On a visit to Finland, CRAIG CORMICK found local officials seriously concerned about a possible influx of emigrants from Russia.
Finland is strengthening its border with Russia to prevent any uncontrolled entry. As winter brings new, and perhaps more severe, food and fuel shortages, it increases the likelihood of large numbers of people crossing over to seek a better life.
The Finnish-Russian border, which stretches for about 1000 kilometres, is at its southernmost point only 100 km from St Petersburg (formerly Leningrad). And, according to Hanneli Virtanen of the Finnish Red Cross, there are approximately 8 million Russian people living near the border, from St Petersburg to the Kola Peninsula in the Arctic.
Finland, with a population of 5 million, would be hard pressed to cope with a large civilian assault on its territory.
Kristiina Kumpala, the bureau chief of the Finnish Red Cross, said, "If there were 20,000 we could cope. If more, we could not."
She said it was not known how many Russians could potentially seek refuge in Finland, and that figures as high as 5 million were sometimes quoted.
The Finnish Red Cross was actively assisting people in Russia with food and medical supplies, to prevent them from needing to leave their homes and enter Finland. About 30 million Finnish marks (A$10 million) worth of medical and food aid had already been distributed.
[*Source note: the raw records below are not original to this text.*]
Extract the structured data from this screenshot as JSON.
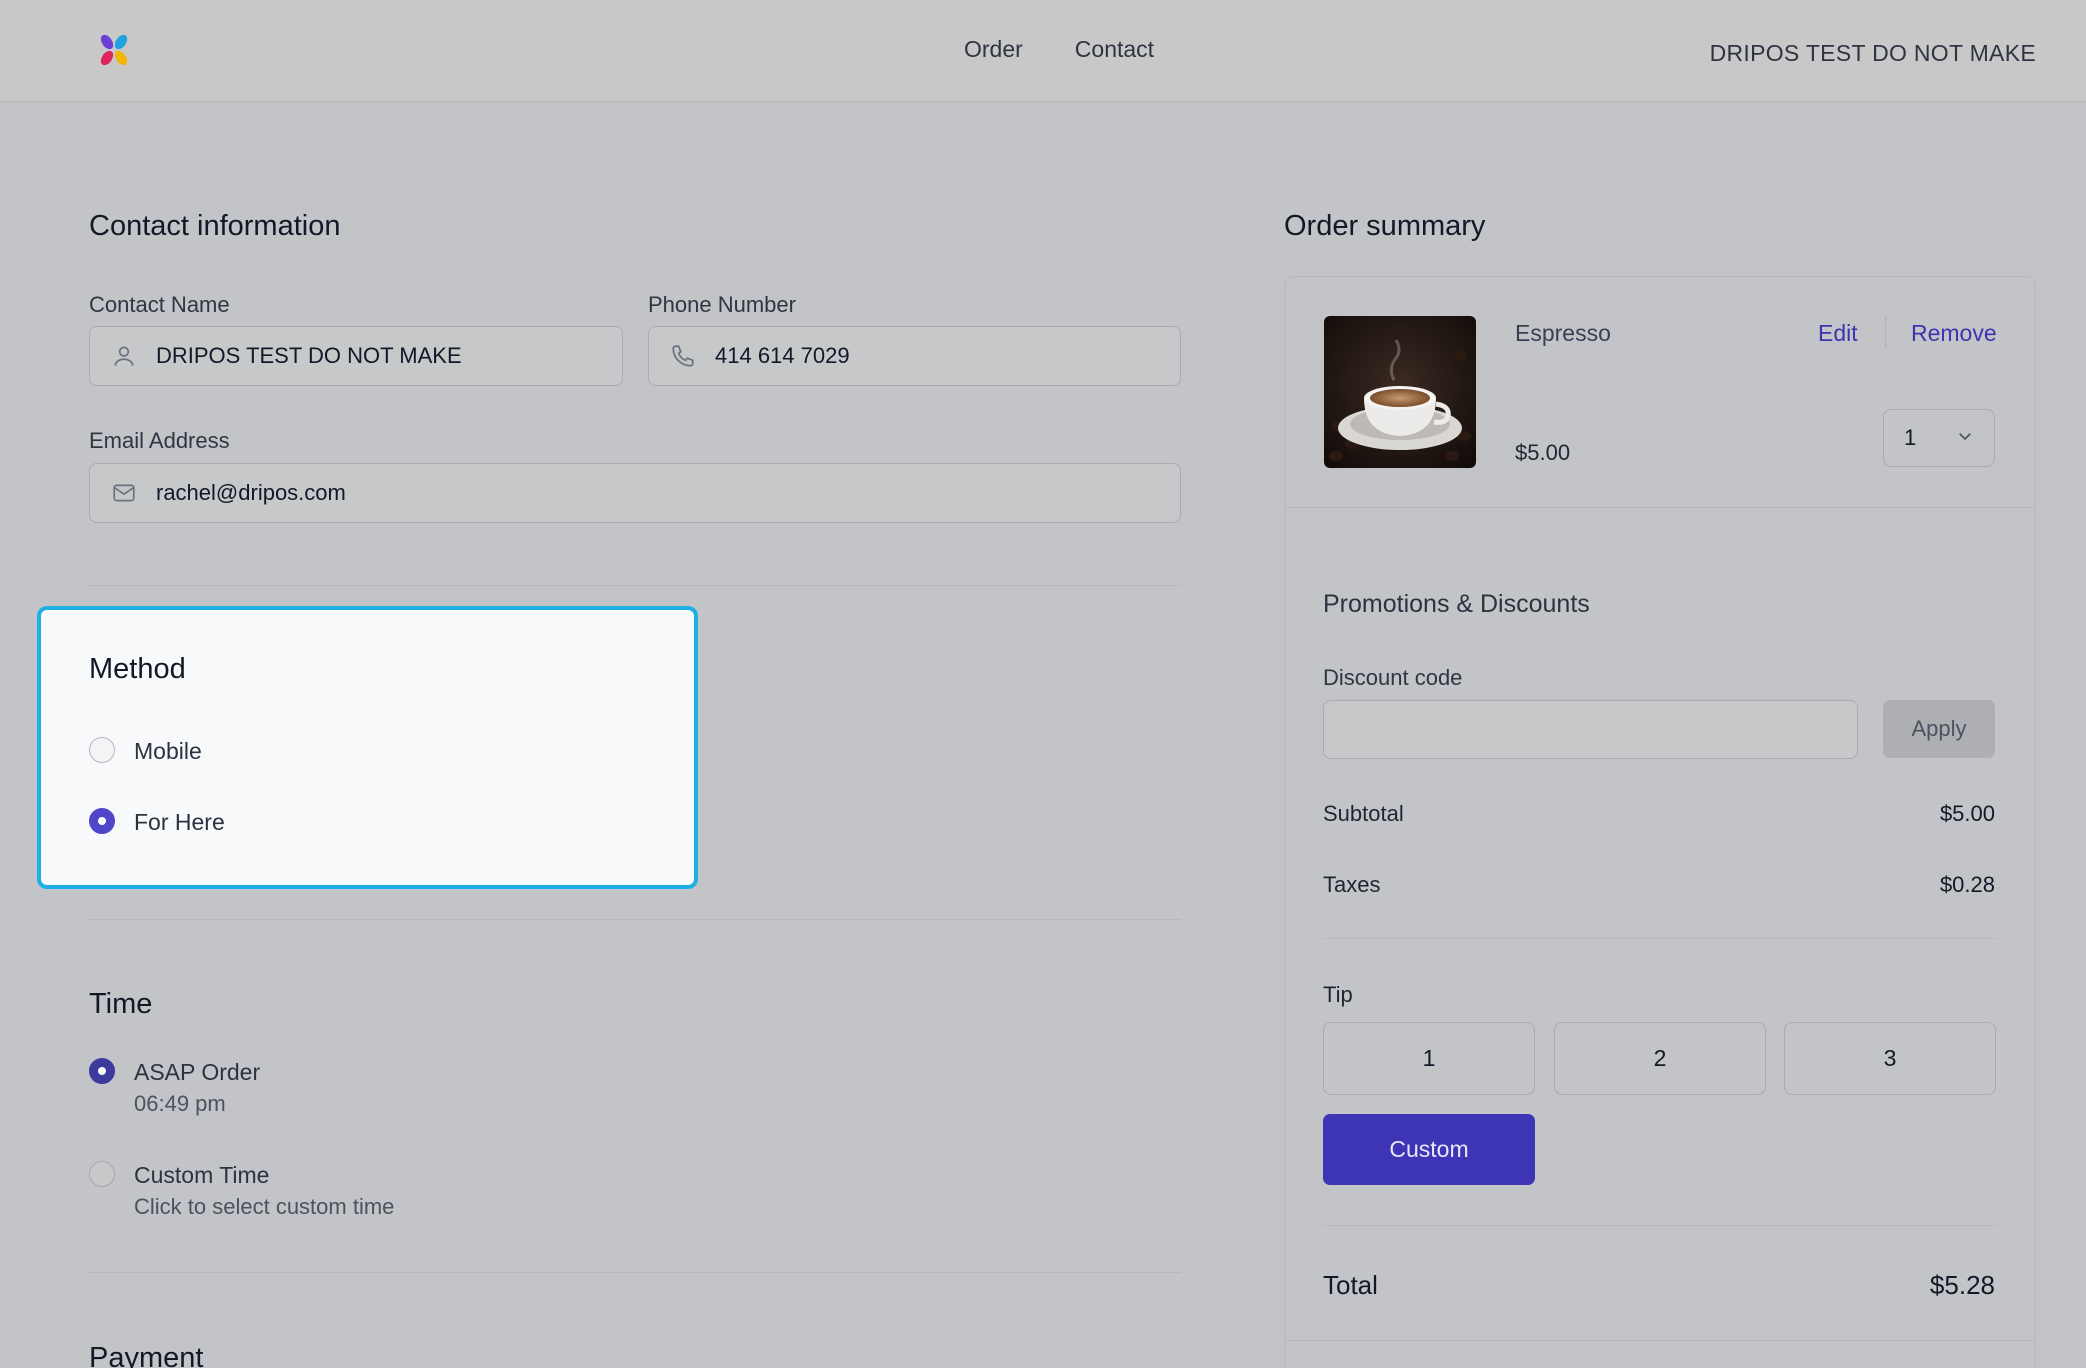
{
  "header": {
    "nav": [
      "Order",
      "Contact"
    ],
    "store_name": "DRIPOS TEST DO NOT MAKE"
  },
  "contact": {
    "title": "Contact information",
    "name_label": "Contact Name",
    "name_value": "DRIPOS TEST DO NOT MAKE",
    "phone_label": "Phone Number",
    "phone_value": "414 614 7029",
    "email_label": "Email Address",
    "email_value": "rachel@dripos.com"
  },
  "method": {
    "title": "Method",
    "options": [
      {
        "label": "Mobile",
        "selected": false
      },
      {
        "label": "For Here",
        "selected": true
      }
    ]
  },
  "time": {
    "title": "Time",
    "options": [
      {
        "label": "ASAP Order",
        "sub": "06:49 pm",
        "selected": true
      },
      {
        "label": "Custom Time",
        "sub": "Click to select custom time",
        "selected": false
      }
    ]
  },
  "payment": {
    "title": "Payment"
  },
  "summary": {
    "title": "Order summary",
    "item": {
      "name": "Espresso",
      "price": "$5.00",
      "edit_label": "Edit",
      "remove_label": "Remove",
      "quantity": "1"
    },
    "promotions_title": "Promotions & Discounts",
    "discount_label": "Discount code",
    "discount_placeholder": "",
    "apply_label": "Apply",
    "subtotal_label": "Subtotal",
    "subtotal_value": "$5.00",
    "taxes_label": "Taxes",
    "taxes_value": "$0.28",
    "tip_label": "Tip",
    "tip_options": [
      "1",
      "2",
      "3"
    ],
    "custom_label": "Custom",
    "total_label": "Total",
    "total_value": "$5.28"
  },
  "colors": {
    "accent": "#3e35b6",
    "highlight_border": "#1fb0e3"
  }
}
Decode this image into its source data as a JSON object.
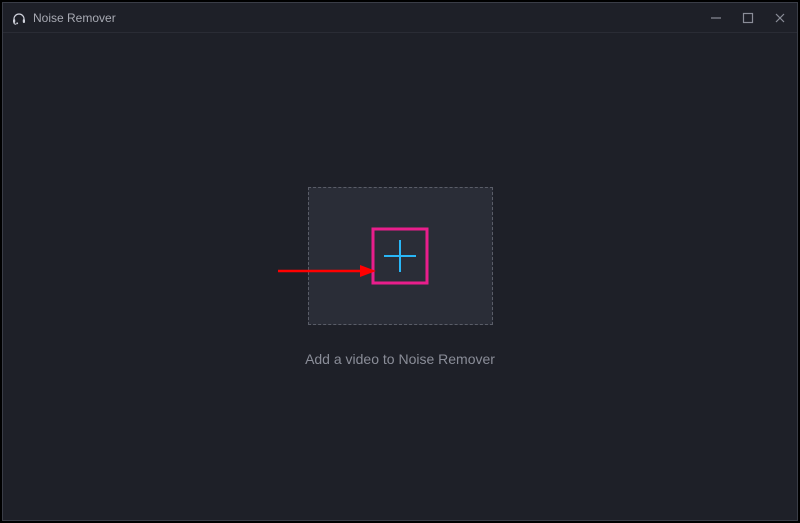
{
  "app": {
    "title": "Noise Remover",
    "icon_name": "headphones-icon"
  },
  "window_controls": {
    "minimize": "minimize",
    "maximize": "maximize",
    "close": "close"
  },
  "main": {
    "instruction": "Add a video to Noise Remover",
    "plus_icon": "plus-icon"
  },
  "colors": {
    "background": "#1e2028",
    "dropzone_bg": "#2a2d37",
    "border_dashed": "#5a5d68",
    "text_muted": "#8a8d98",
    "accent_cyan": "#29b6f6",
    "highlight_magenta": "#e91e8c",
    "arrow_red": "#ff0000"
  }
}
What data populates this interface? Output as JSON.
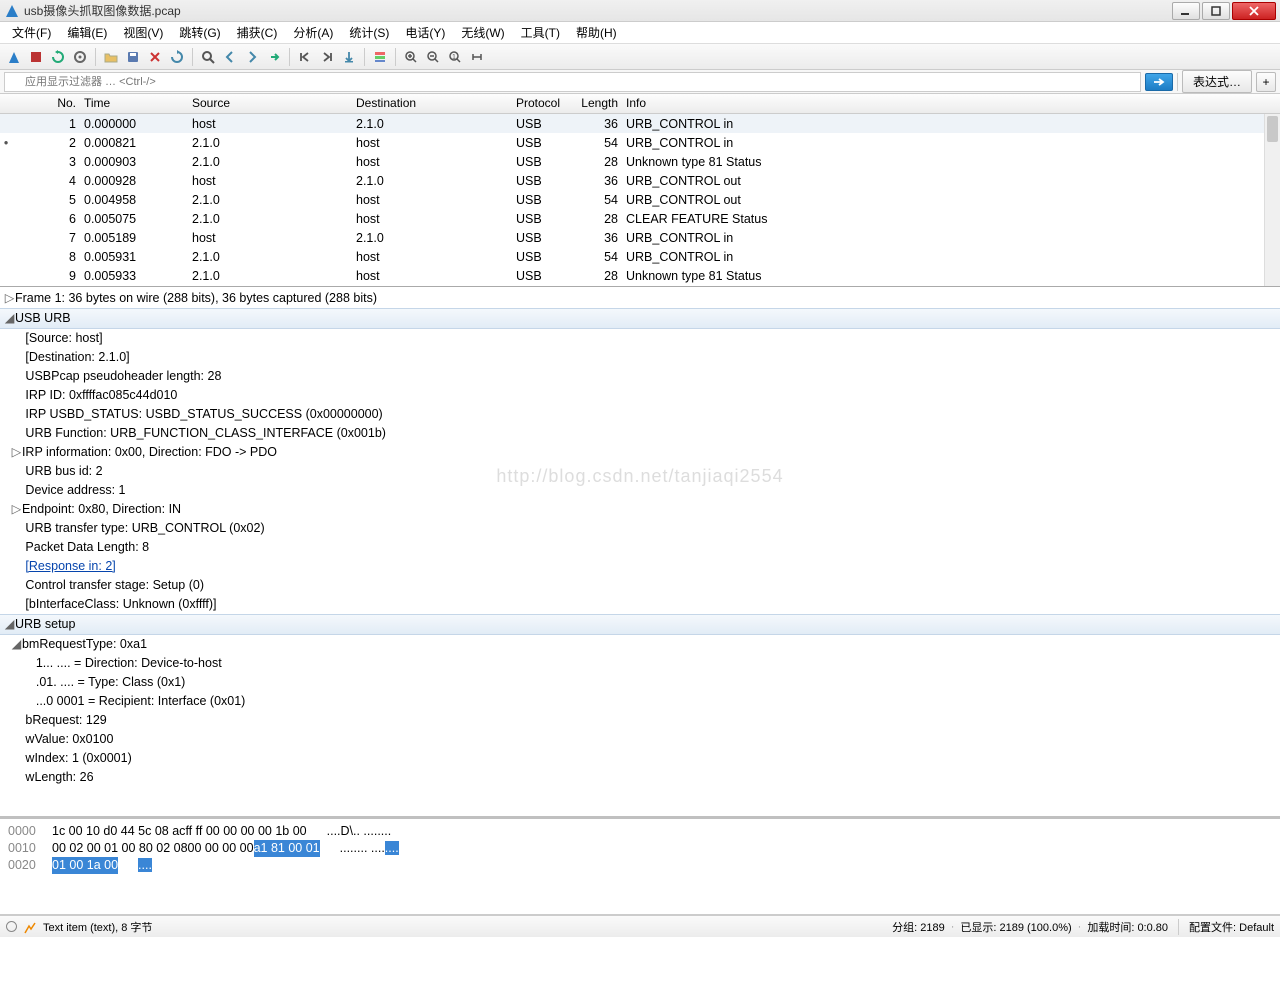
{
  "window": {
    "title": "usb摄像头抓取图像数据.pcap"
  },
  "menu": [
    "文件(F)",
    "编辑(E)",
    "视图(V)",
    "跳转(G)",
    "捕获(C)",
    "分析(A)",
    "统计(S)",
    "电话(Y)",
    "无线(W)",
    "工具(T)",
    "帮助(H)"
  ],
  "filter": {
    "placeholder": "应用显示过滤器 … <Ctrl-/>",
    "expression": "表达式…"
  },
  "columns": {
    "no": "No.",
    "time": "Time",
    "src": "Source",
    "dst": "Destination",
    "proto": "Protocol",
    "len": "Length",
    "info": "Info"
  },
  "packets": [
    {
      "no": 1,
      "time": "0.000000",
      "src": "host",
      "dst": "2.1.0",
      "proto": "USB",
      "len": 36,
      "info": "URB_CONTROL in",
      "sel": true
    },
    {
      "no": 2,
      "time": "0.000821",
      "src": "2.1.0",
      "dst": "host",
      "proto": "USB",
      "len": 54,
      "info": "URB_CONTROL in",
      "mark": true
    },
    {
      "no": 3,
      "time": "0.000903",
      "src": "2.1.0",
      "dst": "host",
      "proto": "USB",
      "len": 28,
      "info": "Unknown type 81 Status"
    },
    {
      "no": 4,
      "time": "0.000928",
      "src": "host",
      "dst": "2.1.0",
      "proto": "USB",
      "len": 36,
      "info": "URB_CONTROL out"
    },
    {
      "no": 5,
      "time": "0.004958",
      "src": "2.1.0",
      "dst": "host",
      "proto": "USB",
      "len": 54,
      "info": "URB_CONTROL out"
    },
    {
      "no": 6,
      "time": "0.005075",
      "src": "2.1.0",
      "dst": "host",
      "proto": "USB",
      "len": 28,
      "info": "CLEAR FEATURE Status"
    },
    {
      "no": 7,
      "time": "0.005189",
      "src": "host",
      "dst": "2.1.0",
      "proto": "USB",
      "len": 36,
      "info": "URB_CONTROL in"
    },
    {
      "no": 8,
      "time": "0.005931",
      "src": "2.1.0",
      "dst": "host",
      "proto": "USB",
      "len": 54,
      "info": "URB_CONTROL in"
    },
    {
      "no": 9,
      "time": "0.005933",
      "src": "2.1.0",
      "dst": "host",
      "proto": "USB",
      "len": 28,
      "info": "Unknown type 81 Status"
    }
  ],
  "details": {
    "frame": "Frame 1: 36 bytes on wire (288 bits), 36 bytes captured (288 bits)",
    "usb_urb": "USB URB",
    "lines1": [
      "[Source: host]",
      "[Destination: 2.1.0]",
      "USBPcap pseudoheader length: 28",
      "IRP ID: 0xffffac085c44d010",
      "IRP USBD_STATUS: USBD_STATUS_SUCCESS (0x00000000)",
      "URB Function: URB_FUNCTION_CLASS_INTERFACE (0x001b)"
    ],
    "irp_info": "IRP information: 0x00, Direction: FDO -> PDO",
    "lines2": [
      "URB bus id: 2",
      "Device address: 1"
    ],
    "endpoint": "Endpoint: 0x80, Direction: IN",
    "lines3": [
      "URB transfer type: URB_CONTROL (0x02)",
      "Packet Data Length: 8"
    ],
    "response": "[Response in: 2]",
    "lines4": [
      "Control transfer stage: Setup (0)",
      "[bInterfaceClass: Unknown (0xffff)]"
    ],
    "urb_setup": "URB setup",
    "bmreq": "bmRequestType: 0xa1",
    "bmreq_bits": [
      "1... .... = Direction: Device-to-host",
      ".01. .... = Type: Class (0x1)",
      "...0 0001 = Recipient: Interface (0x01)"
    ],
    "lines5": [
      "bRequest: 129",
      "wValue: 0x0100",
      "wIndex: 1 (0x0001)",
      "wLength: 26"
    ]
  },
  "watermark": "http://blog.csdn.net/tanjiaqi2554",
  "hex": {
    "rows": [
      {
        "off": "0000",
        "b1": "1c 00 10 d0 44 5c 08 ac",
        "b2": "ff ff 00 00 00 00 1b 00",
        "asc": "....D\\.. ........"
      },
      {
        "off": "0010",
        "b1": "00 02 00 01 00 80 02 08",
        "b2": "00 00 00 00 ",
        "b2s": "a1 81 00 01",
        "asc1": "........ ....",
        "asc1s": "...."
      },
      {
        "off": "0020",
        "b1s": "01 00 1a 00",
        "asc1s": "...."
      }
    ]
  },
  "status": {
    "left": "Text item (text), 8 字节",
    "pkts": "分组: 2189",
    "disp": "已显示: 2189 (100.0%)",
    "load": "加载时间: 0:0.80",
    "profile": "配置文件: Default"
  }
}
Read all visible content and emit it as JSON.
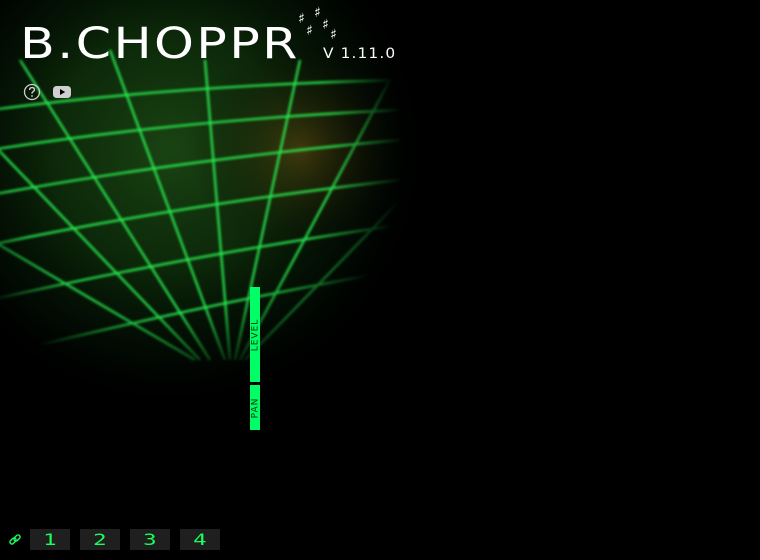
{
  "app": {
    "title": "B.CHOPPR",
    "version": "V 1.11.0"
  },
  "toolbar": {
    "help_icon": "help-circle-icon",
    "video_icon": "youtube-icon"
  },
  "sliders": {
    "level_label": "LEVEL",
    "pan_label": "PAN"
  },
  "bottom": {
    "link_icon": "link-icon",
    "pages": [
      "1",
      "2",
      "3",
      "4"
    ]
  },
  "colors": {
    "accent": "#00ff66",
    "grid": "#22ff55",
    "background": "#000000",
    "page_button_bg": "#1f1f1f",
    "page_button_text": "#19ff5c"
  }
}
However, Hanneli Virtanen said that the situation in Russia was deteriorating. Although food was often available now, it was selling at such high prices that not everybody could afford to buy it.
To date only a few hundred people from the former Soviet Union have applied for asylum in Finland, and they have been predominantly from the Baltic states.
Virtanen said that in discussions she had had with Russians, they preferred to remain in their homes — if it was possible. Their culture, language and homes were very important to them.
"It is the last solution they have to cross the border", she said.
The biggest fear in Finland is of large numbers of people crossing the border, not because of food shortages, but because of a civil war or another, more successful, coup attempt.
Yugoslavia has presented an all too clear demonstration of what might occur in the former USSR, in terms of both civil disintegration and the numbers of civilian refugees.
There are currently discussions in the Nordic countries over how they would share a large influx, should the numbers seeking asylum dramatically increase.
Finland has been criticised for its current refugee policies on two counts: that of returning the majority of asylum seekers from Russia; and a new policy implemented in July, requiring people from the former Yugoslavia to have an entry visa.
Kristiina Kumpala said, "Of course it is a European country — and they have a right" to enter without a visa.
Dr Andrew Theophanous, chair of the Australian parliamentary committee for immigration and refugees, added his voice to the criticisms on a recent visit to Finland. He had just completed a visit to refugee camps in Hungary and was critical of Finland's policy towards refugees from the Balkans in particular.
The Finnish government has justified the visa requirement decision by saying that a refugee's place of refuge should be in the first country they reach.
Because of the higher standards of social welfare, many refugees would prefer to settle in Finland and other Scandinavian countries, rather than stay in the overcrowded settlement camps of countries such as Hungary. But Finland, deep in recession with unemployment hovering near 16%, is reluctant to increase the numbers of refugees it admits — currently about 2000 a year.
Theophanous said that in the case of a civil war in Russia, hundreds of thousands of refugees could enter Finland as their first country of asylum, and Finland under its current policy should receive and settle them.
The situation on the Russian side of the border is also complicated by the resettlement of large numbers of Russian troops, withdrawn from eastern Europe. Conditions in their camps are said to be poor.
The Finnish defence minister, Elisabeth Rehn, said, "Our Russian counterparts have promised that in future we will get detailed information about troop movements and where they will be located".
Kristiina Kumpala said that the Finnish Interior Ministry and the Foreign Ministry had developed programs and plans to deal with a large influx of Russians — although they were not made public — and that the Red Cross would be ready to assist if called on.
A spokesperson for the Interior Ministry, confirming the contingency plans, said that while not wishing to discuss the details, they would be able to take large numbers of people.
However, Kumpala, asked if Finland could realistically cope with a large civilian assault on its border, said, "I doubt it."